**Data provided**
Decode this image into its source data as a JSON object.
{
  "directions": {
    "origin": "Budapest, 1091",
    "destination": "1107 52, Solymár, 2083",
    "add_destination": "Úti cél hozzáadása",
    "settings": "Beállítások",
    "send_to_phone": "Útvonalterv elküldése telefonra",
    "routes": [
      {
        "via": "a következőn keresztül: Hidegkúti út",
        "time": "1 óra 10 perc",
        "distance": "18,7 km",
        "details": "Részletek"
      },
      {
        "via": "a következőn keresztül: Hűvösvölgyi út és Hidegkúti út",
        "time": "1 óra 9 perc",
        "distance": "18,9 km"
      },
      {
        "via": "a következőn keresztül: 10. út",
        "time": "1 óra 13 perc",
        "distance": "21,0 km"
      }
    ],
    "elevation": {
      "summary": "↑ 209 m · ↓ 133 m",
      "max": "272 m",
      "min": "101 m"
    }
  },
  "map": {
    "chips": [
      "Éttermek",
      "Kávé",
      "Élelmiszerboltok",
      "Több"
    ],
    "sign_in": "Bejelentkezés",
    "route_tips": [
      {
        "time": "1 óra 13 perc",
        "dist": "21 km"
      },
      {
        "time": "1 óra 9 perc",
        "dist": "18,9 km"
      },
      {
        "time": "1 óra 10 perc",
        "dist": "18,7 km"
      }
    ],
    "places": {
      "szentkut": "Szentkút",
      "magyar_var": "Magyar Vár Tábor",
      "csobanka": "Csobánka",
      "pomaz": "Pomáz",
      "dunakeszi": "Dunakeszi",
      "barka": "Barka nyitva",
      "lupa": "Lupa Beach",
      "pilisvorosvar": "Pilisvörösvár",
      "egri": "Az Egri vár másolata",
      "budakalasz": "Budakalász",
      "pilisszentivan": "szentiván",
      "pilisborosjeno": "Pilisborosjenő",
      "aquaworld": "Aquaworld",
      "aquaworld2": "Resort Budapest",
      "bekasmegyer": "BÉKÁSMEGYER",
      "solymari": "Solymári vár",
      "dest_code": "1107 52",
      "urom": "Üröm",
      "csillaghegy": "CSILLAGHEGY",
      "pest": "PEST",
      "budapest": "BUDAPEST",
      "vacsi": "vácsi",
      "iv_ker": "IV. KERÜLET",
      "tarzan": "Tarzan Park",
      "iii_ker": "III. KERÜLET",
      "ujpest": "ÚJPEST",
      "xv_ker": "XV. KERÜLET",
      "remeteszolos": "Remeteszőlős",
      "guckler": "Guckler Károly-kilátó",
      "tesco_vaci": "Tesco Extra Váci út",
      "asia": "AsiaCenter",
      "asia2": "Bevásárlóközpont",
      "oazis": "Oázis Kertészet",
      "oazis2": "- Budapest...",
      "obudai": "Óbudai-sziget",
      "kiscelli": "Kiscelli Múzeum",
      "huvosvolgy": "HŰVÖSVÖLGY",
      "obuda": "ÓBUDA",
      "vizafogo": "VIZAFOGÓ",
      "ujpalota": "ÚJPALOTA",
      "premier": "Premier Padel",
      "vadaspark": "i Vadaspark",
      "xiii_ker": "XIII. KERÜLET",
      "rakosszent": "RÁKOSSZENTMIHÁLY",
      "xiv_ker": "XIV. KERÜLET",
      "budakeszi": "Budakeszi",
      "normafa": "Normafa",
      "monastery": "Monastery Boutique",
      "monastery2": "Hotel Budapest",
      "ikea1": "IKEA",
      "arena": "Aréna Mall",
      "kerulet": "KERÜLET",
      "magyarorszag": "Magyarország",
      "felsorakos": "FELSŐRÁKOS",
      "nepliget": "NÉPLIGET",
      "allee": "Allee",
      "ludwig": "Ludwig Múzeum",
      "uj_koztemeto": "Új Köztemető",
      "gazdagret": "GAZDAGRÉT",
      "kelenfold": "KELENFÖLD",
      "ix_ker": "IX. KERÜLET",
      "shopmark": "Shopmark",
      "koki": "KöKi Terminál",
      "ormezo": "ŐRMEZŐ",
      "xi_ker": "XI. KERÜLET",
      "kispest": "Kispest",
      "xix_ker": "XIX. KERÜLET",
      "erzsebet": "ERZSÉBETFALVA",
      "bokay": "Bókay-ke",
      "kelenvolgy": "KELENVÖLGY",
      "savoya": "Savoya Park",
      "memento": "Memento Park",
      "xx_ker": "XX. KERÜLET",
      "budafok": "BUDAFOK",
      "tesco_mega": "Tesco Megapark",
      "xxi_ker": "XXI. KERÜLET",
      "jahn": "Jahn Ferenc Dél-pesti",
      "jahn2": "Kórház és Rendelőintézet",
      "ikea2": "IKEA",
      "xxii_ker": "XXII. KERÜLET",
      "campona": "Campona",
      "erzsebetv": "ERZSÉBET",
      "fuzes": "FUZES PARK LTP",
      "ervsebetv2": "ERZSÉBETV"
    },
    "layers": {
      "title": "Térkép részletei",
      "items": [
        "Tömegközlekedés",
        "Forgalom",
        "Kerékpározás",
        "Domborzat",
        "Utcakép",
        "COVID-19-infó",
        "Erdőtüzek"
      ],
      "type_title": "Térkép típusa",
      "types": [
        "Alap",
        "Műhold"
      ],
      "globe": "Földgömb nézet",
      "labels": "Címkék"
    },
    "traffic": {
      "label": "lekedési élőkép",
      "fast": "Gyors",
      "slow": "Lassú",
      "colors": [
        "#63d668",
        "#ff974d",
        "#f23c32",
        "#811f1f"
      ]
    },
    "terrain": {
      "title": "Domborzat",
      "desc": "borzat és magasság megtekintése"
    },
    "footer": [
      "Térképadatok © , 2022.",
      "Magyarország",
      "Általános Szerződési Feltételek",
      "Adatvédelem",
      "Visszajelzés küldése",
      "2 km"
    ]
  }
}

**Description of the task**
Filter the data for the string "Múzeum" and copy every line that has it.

**Solved exercise**
      "kiscelli": "Kiscelli Múzeum",
      "ludwig": "Ludwig Múzeum",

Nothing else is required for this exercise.